*PROBLEM STATEMENT*
Every line holding the string "выплаты" should be copied out of the listing.
--
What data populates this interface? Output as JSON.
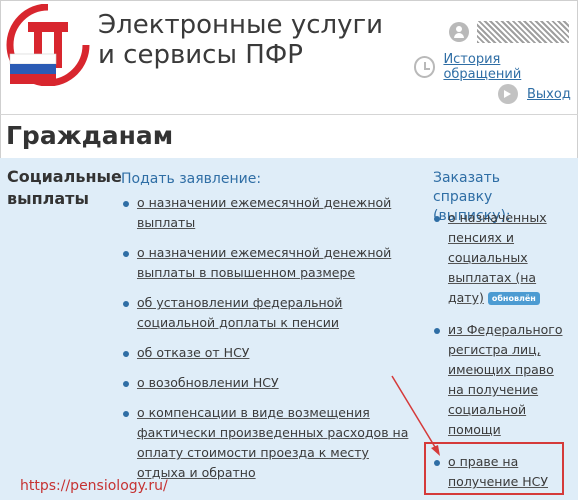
{
  "header": {
    "title_line1": "Электронные услуги",
    "title_line2": "и сервисы ПФР",
    "user_name": "",
    "history_label": "История обращений",
    "exit_label": "Выход"
  },
  "section_title": "Гражданам",
  "category": {
    "line1": "Социальные",
    "line2": "выплаты"
  },
  "column1": {
    "heading": "Подать заявление:",
    "items": [
      "о назначении ежемесячной денежной выплаты",
      "о назначении ежемесячной денежной выплаты в повышенном размере",
      "об установлении федеральной социальной доплаты к пенсии",
      "об отказе от НСУ",
      "о возобновлении НСУ",
      "о компенсации в виде возмещения фактически произведенных расходов на оплату стоимости проезда к месту отдыха и обратно"
    ]
  },
  "column2": {
    "heading": "Заказать справку (выписку):",
    "items": [
      "о назначенных пенсиях и социальных выплатах (на дату)",
      "из Федерального регистра лиц, имеющих право на получение социальной помощи",
      "о праве на получение НСУ"
    ],
    "badge": "обновлён"
  },
  "watermark": "https://pensiology.ru/",
  "colors": {
    "link": "#2f6ea5",
    "panel_bg": "#dfedf8",
    "highlight": "#d53a3a",
    "logo_red": "#d8262e",
    "badge_bg": "#4c9bd2"
  }
}
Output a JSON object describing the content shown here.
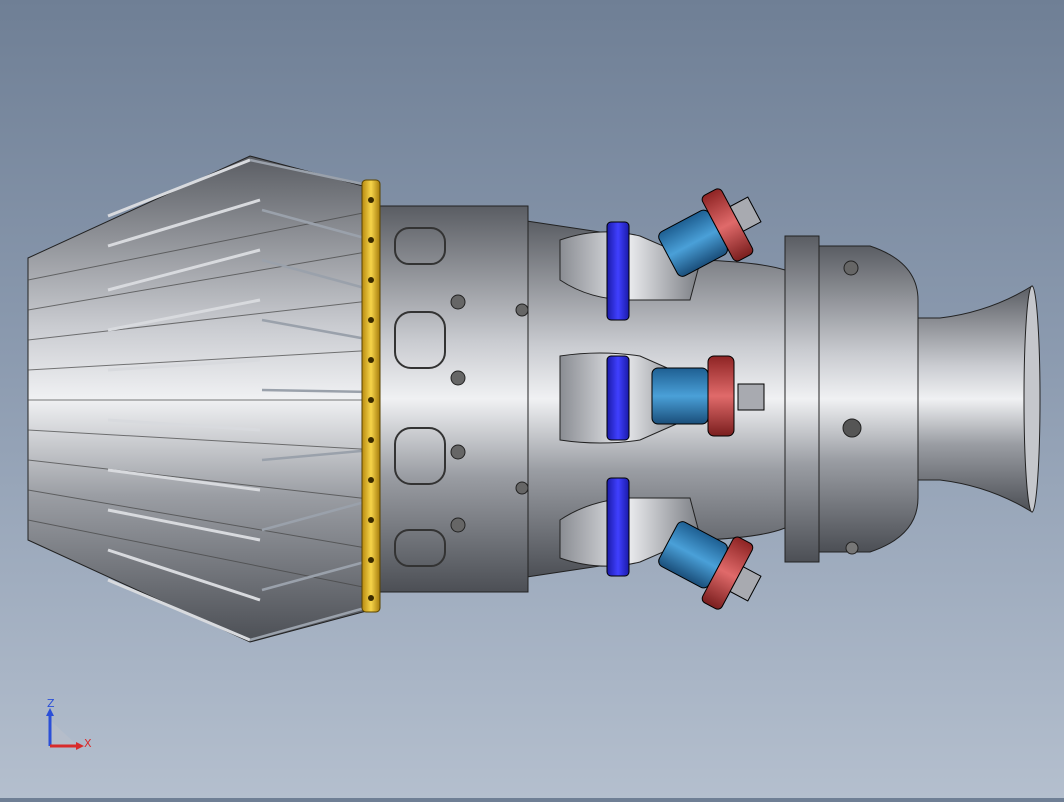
{
  "viewport": {
    "background_top": "#6f7f95",
    "background_bottom": "#b4bfce"
  },
  "model": {
    "body_color": "#8a8d93",
    "ring_color": "#e8b81c",
    "flange_blue": "#2f2fd6",
    "injector_blue": "#2a7bb8",
    "injector_red": "#c23a3a"
  },
  "triad": {
    "z_label": "Z",
    "x_label": "X",
    "z_color": "#2b4fd8",
    "x_color": "#d82b2b"
  }
}
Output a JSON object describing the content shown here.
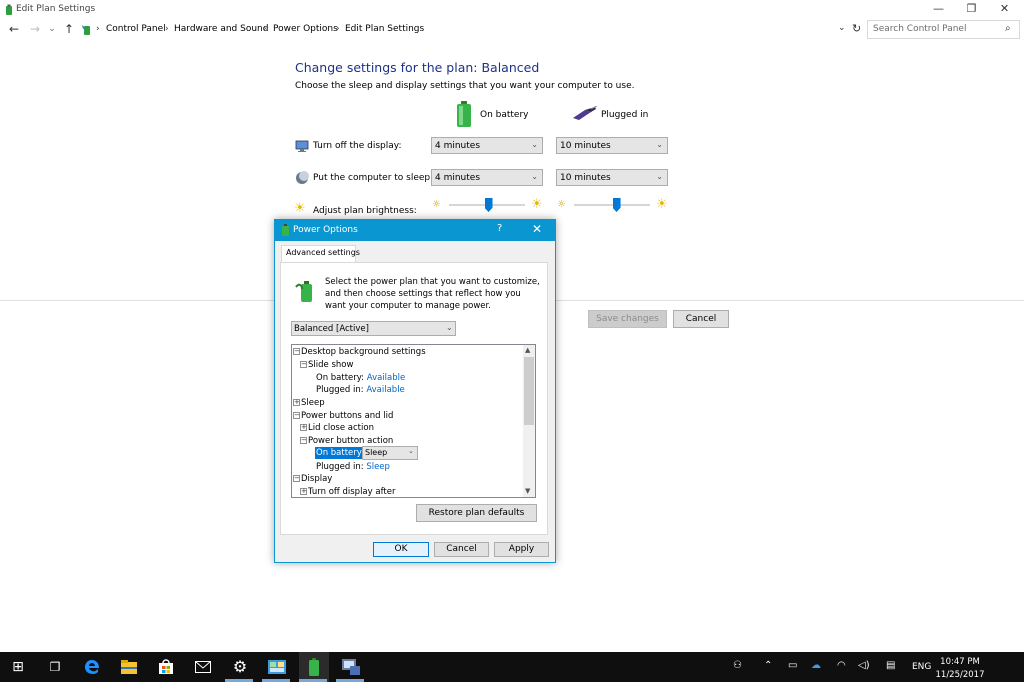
{
  "window": {
    "title": "Edit Plan Settings",
    "minimize": "—",
    "restore": "❐",
    "close": "✕"
  },
  "nav": {
    "back": "←",
    "forward": "→",
    "recent": "⌄",
    "up": "↑"
  },
  "breadcrumb": {
    "items": [
      "Control Panel",
      "Hardware and Sound",
      "Power Options",
      "Edit Plan Settings"
    ],
    "sep": "›",
    "dropdown": "⌄",
    "refresh": "↻"
  },
  "search": {
    "placeholder": "Search Control Panel",
    "icon": "⌕"
  },
  "plan": {
    "heading": "Change settings for the plan: Balanced",
    "subheading": "Choose the sleep and display settings that you want your computer to use.",
    "on_battery": "On battery",
    "plugged_in": "Plugged in",
    "display_label": "Turn off the display:",
    "display_battery": "4 minutes",
    "display_plugged": "10 minutes",
    "sleep_label": "Put the computer to sleep:",
    "sleep_battery": "4 minutes",
    "sleep_plugged": "10 minutes",
    "brightness_label": "Adjust plan brightness:",
    "brightness_battery": 0.52,
    "brightness_plugged": 0.56,
    "chevron": "⌄",
    "sun_small": "☼",
    "sun_big": "☀",
    "save_button": "Save changes",
    "cancel_button": "Cancel"
  },
  "dialog": {
    "title": "Power Options",
    "help": "?",
    "close": "✕",
    "tab": "Advanced settings",
    "description": "Select the power plan that you want to customize, and then choose settings that reflect how you want your computer to manage power.",
    "plan_select": "Balanced [Active]",
    "chevron": "⌄",
    "tree": {
      "desktop_bg": "Desktop background settings",
      "slide_show": "Slide show",
      "on_battery": "On battery:",
      "plugged_in": "Plugged in:",
      "available": "Available",
      "sleep": "Sleep",
      "power_buttons": "Power buttons and lid",
      "lid_close": "Lid close action",
      "power_button": "Power button action",
      "pb_battery_value": "Sleep",
      "pb_plugged_value": "Sleep",
      "display": "Display",
      "turn_off_display": "Turn off display after",
      "minus": "−",
      "plus": "+",
      "scroll_up": "▲",
      "scroll_down": "▼"
    },
    "restore_button": "Restore plan defaults",
    "ok_button": "OK",
    "cancel_button": "Cancel",
    "apply_button": "Apply"
  },
  "taskbar": {
    "start": "⊞",
    "task_view": "❐",
    "tray_people": "⚇",
    "tray_chevron": "⌃",
    "tray_battery": "▭",
    "tray_cloud": "☁",
    "tray_wifi": "◠",
    "tray_volume": "◁)",
    "tray_notify": "▤",
    "language": "ENG",
    "time": "10:47 PM",
    "date": "11/25/2017",
    "colors": {
      "edge": "#1e90ff",
      "folder": "#f4c430",
      "store": "#ffffff"
    }
  }
}
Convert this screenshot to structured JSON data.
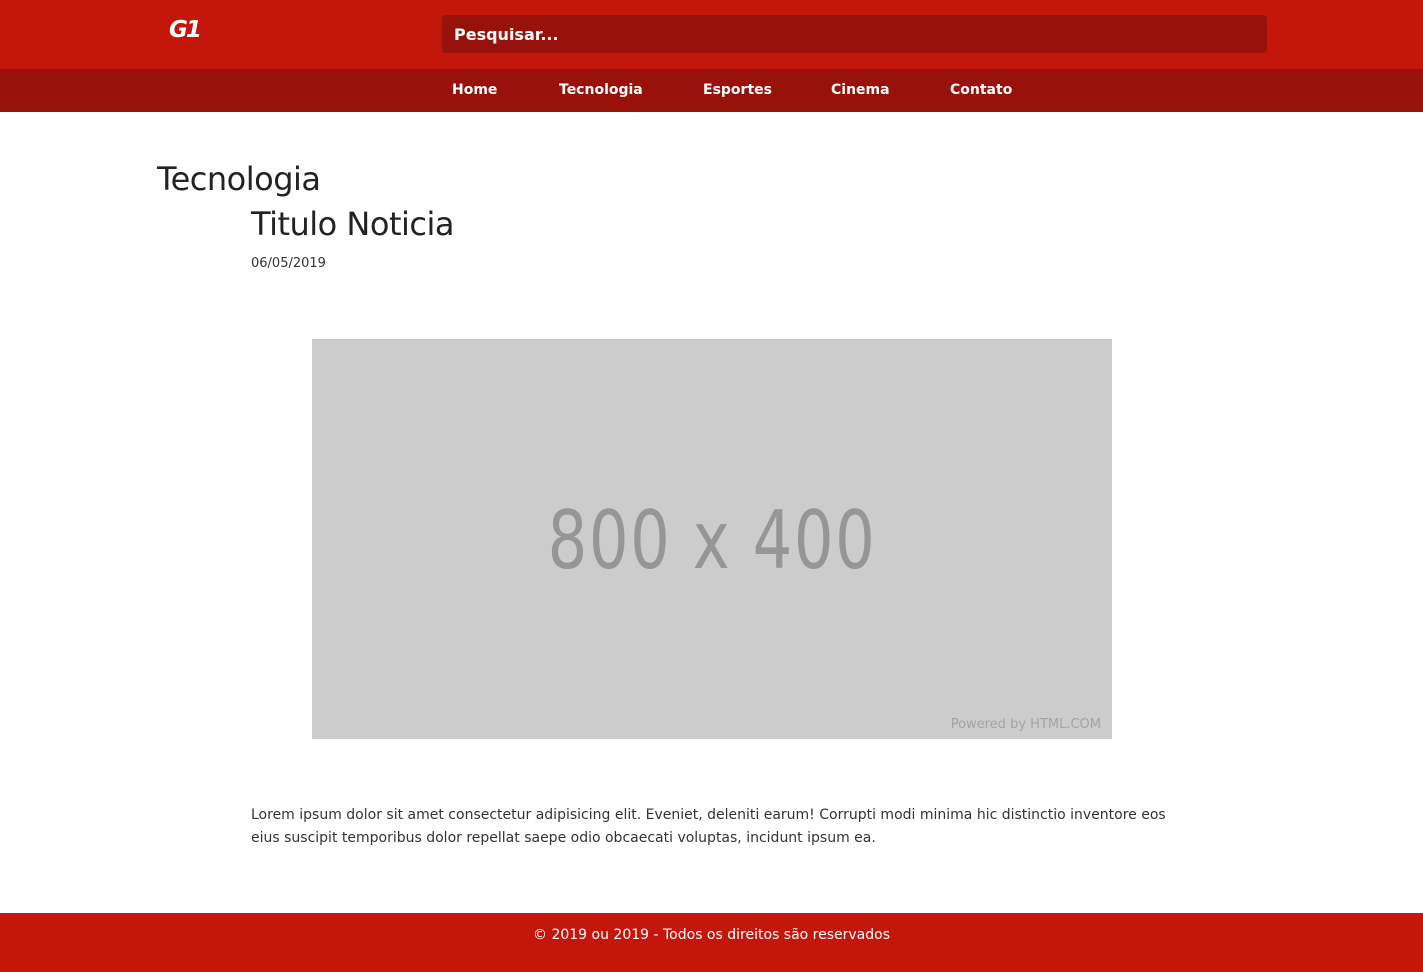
{
  "header": {
    "logo": "G1",
    "search_placeholder": "Pesquisar...",
    "colors": {
      "topbar": "#c4170c",
      "navbar": "#99110b",
      "search_bg": "#99110b"
    }
  },
  "nav": {
    "items": [
      {
        "label": "Home"
      },
      {
        "label": "Tecnologia"
      },
      {
        "label": "Esportes"
      },
      {
        "label": "Cinema"
      },
      {
        "label": "Contato"
      }
    ]
  },
  "article": {
    "section": "Tecnologia",
    "title": "Titulo Noticia",
    "date": "06/05/2019",
    "image": {
      "label": "800 x 400",
      "credit": "Powered by HTML.COM",
      "bg_color": "#cccccc"
    },
    "body": "Lorem ipsum dolor sit amet consectetur adipisicing elit. Eveniet, deleniti earum! Corrupti modi minima hic distinctio inventore eos eius suscipit temporibus dolor repellat saepe odio obcaecati voluptas, incidunt ipsum ea."
  },
  "footer": {
    "text": "© 2019 ou 2019 - Todos os direitos são reservados"
  }
}
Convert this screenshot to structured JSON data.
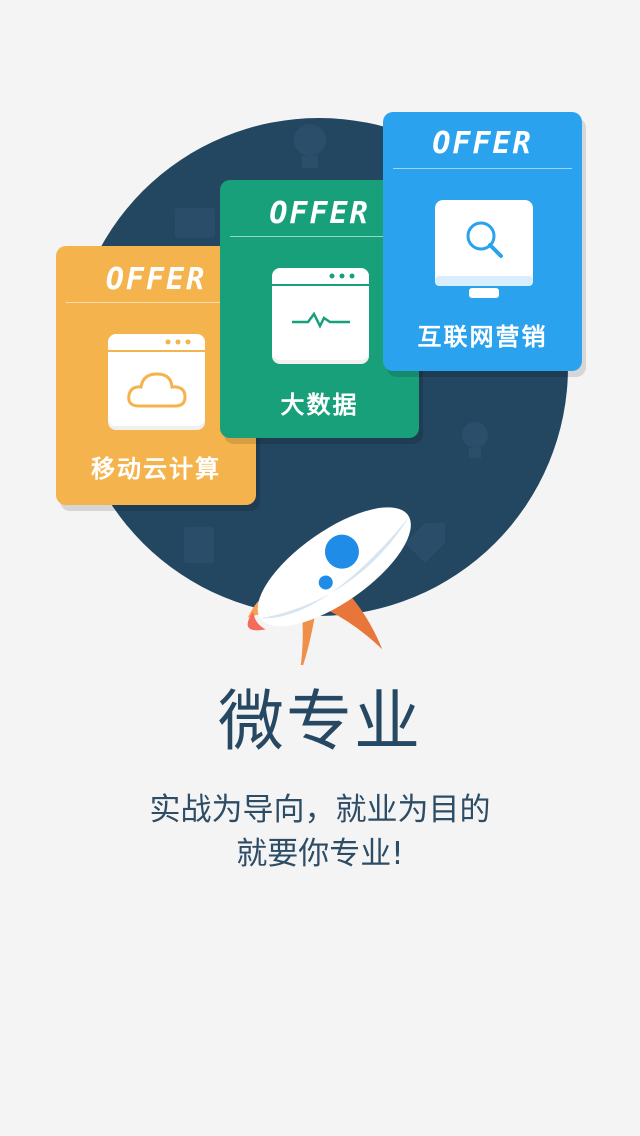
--
*RESULT BELOW*
    "line2": "выплаты"
      "о назначении ежемесячной денежной выплаты",
      "о назначении ежемесячной денежной выплаты в повышенном размере",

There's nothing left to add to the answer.